_Task brief_: The required answer is every line of the data containing the word "label".

(Element data from apps and pages)
※ ※ ※

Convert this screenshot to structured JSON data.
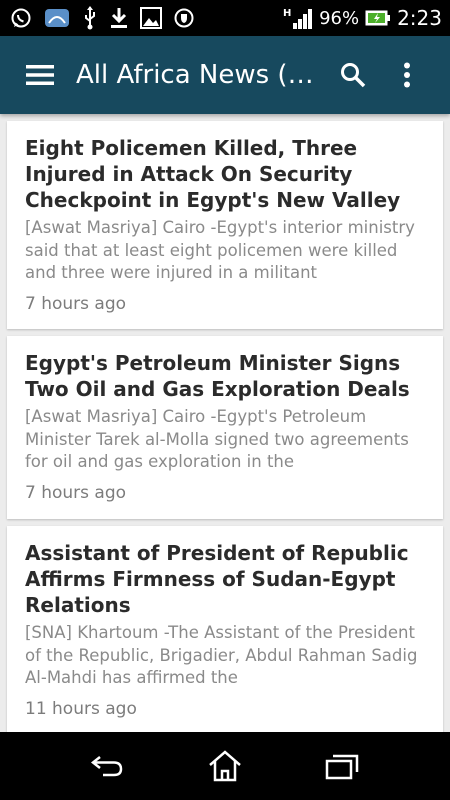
{
  "status_bar": {
    "battery_percent": "96%",
    "time": "2:23",
    "network": "H",
    "icons": [
      "whatsapp-icon",
      "app-icon",
      "usb-icon",
      "download-icon",
      "image-icon",
      "shield-icon",
      "signal-icon",
      "battery-icon"
    ]
  },
  "app_bar": {
    "title": "All Africa News (…",
    "background": "#17495e"
  },
  "articles": [
    {
      "title": "Eight Policemen Killed, Three Injured in Attack On Security Checkpoint in Egypt's New Valley",
      "summary": "[Aswat Masriya] Cairo -Egypt's interior ministry said that at least eight policemen were killed and three were injured in a militant",
      "time": "7 hours ago"
    },
    {
      "title": "Egypt's Petroleum Minister Signs Two Oil and Gas Exploration Deals",
      "summary": "[Aswat Masriya] Cairo -Egypt's Petroleum Minister Tarek al-Molla signed two agreements for oil and gas exploration in the",
      "time": "7 hours ago"
    },
    {
      "title": "Assistant of President of Republic Affirms Firmness of Sudan-Egypt Relations",
      "summary": "[SNA] Khartoum -The Assistant of the President of the Republic, Brigadier, Abdul Rahman Sadig Al-Mahdi has affirmed the",
      "time": "11 hours ago"
    }
  ]
}
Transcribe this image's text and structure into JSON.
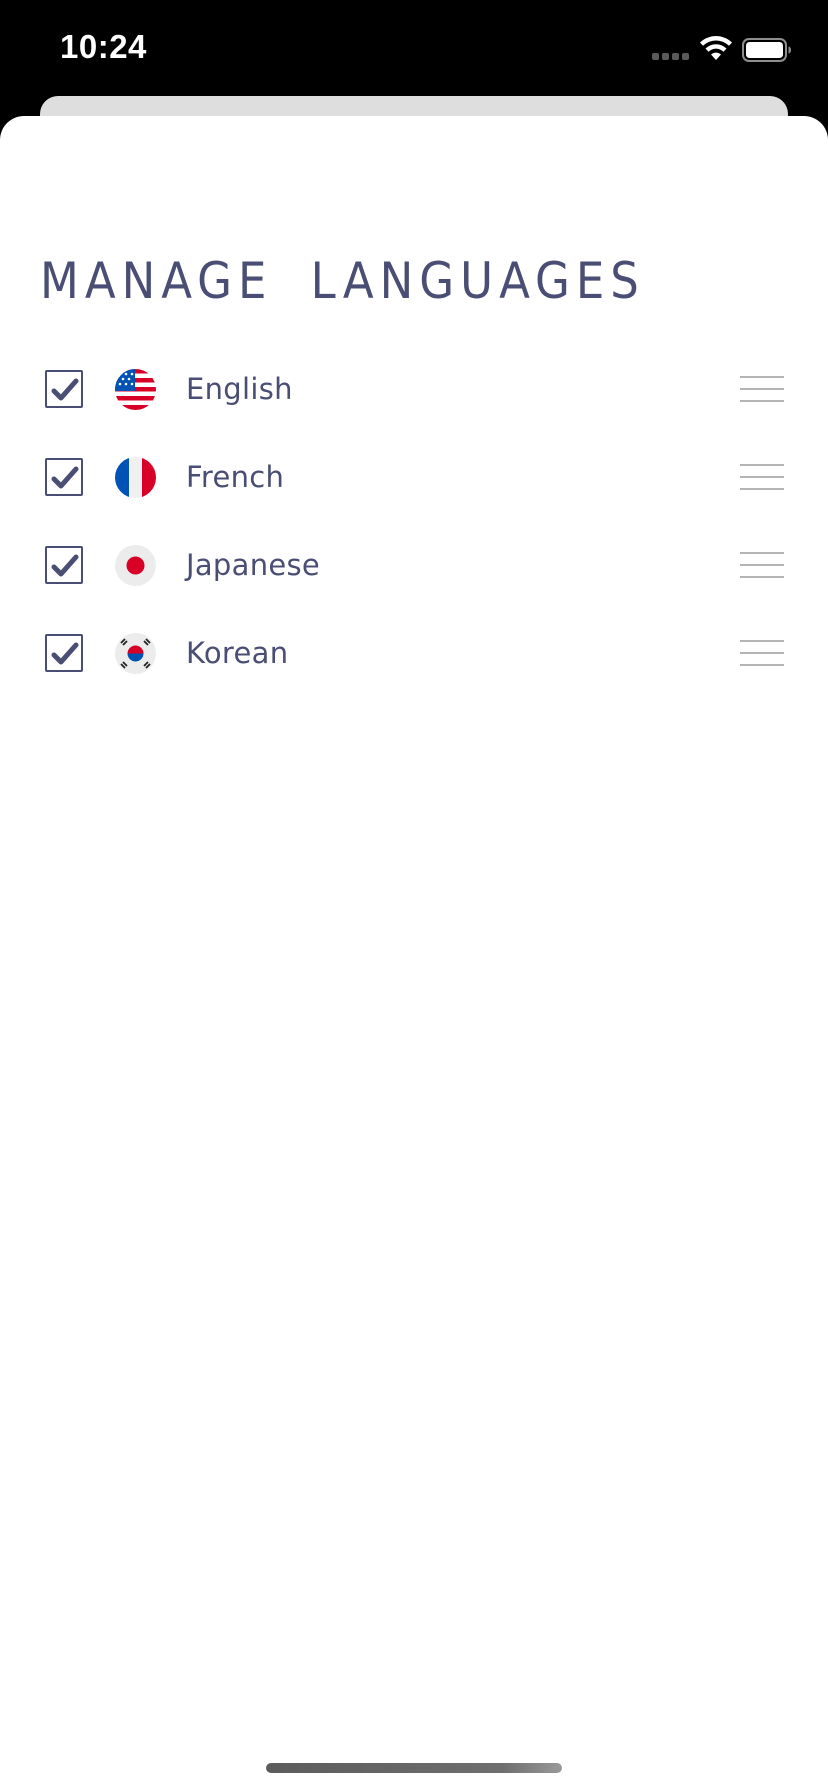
{
  "status_bar": {
    "time": "10:24",
    "icons": [
      "cellular-signal-icon",
      "wifi-icon",
      "battery-icon"
    ]
  },
  "sheet": {
    "title": "MANAGE  LANGUAGES"
  },
  "languages": [
    {
      "label": "English",
      "checked": true,
      "flag": "us-flag-icon"
    },
    {
      "label": "French",
      "checked": true,
      "flag": "france-flag-icon"
    },
    {
      "label": "Japanese",
      "checked": true,
      "flag": "japan-flag-icon"
    },
    {
      "label": "Korean",
      "checked": true,
      "flag": "korea-flag-icon"
    }
  ],
  "colors": {
    "accent": "#4a4e74",
    "drag_handle": "#b4b4b4",
    "background": "#ffffff",
    "status_bar": "#000000"
  }
}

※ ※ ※

_Solution_:
      "label": "English",
      "label": "French",
      "label": "Japanese",
      "label": "Korean",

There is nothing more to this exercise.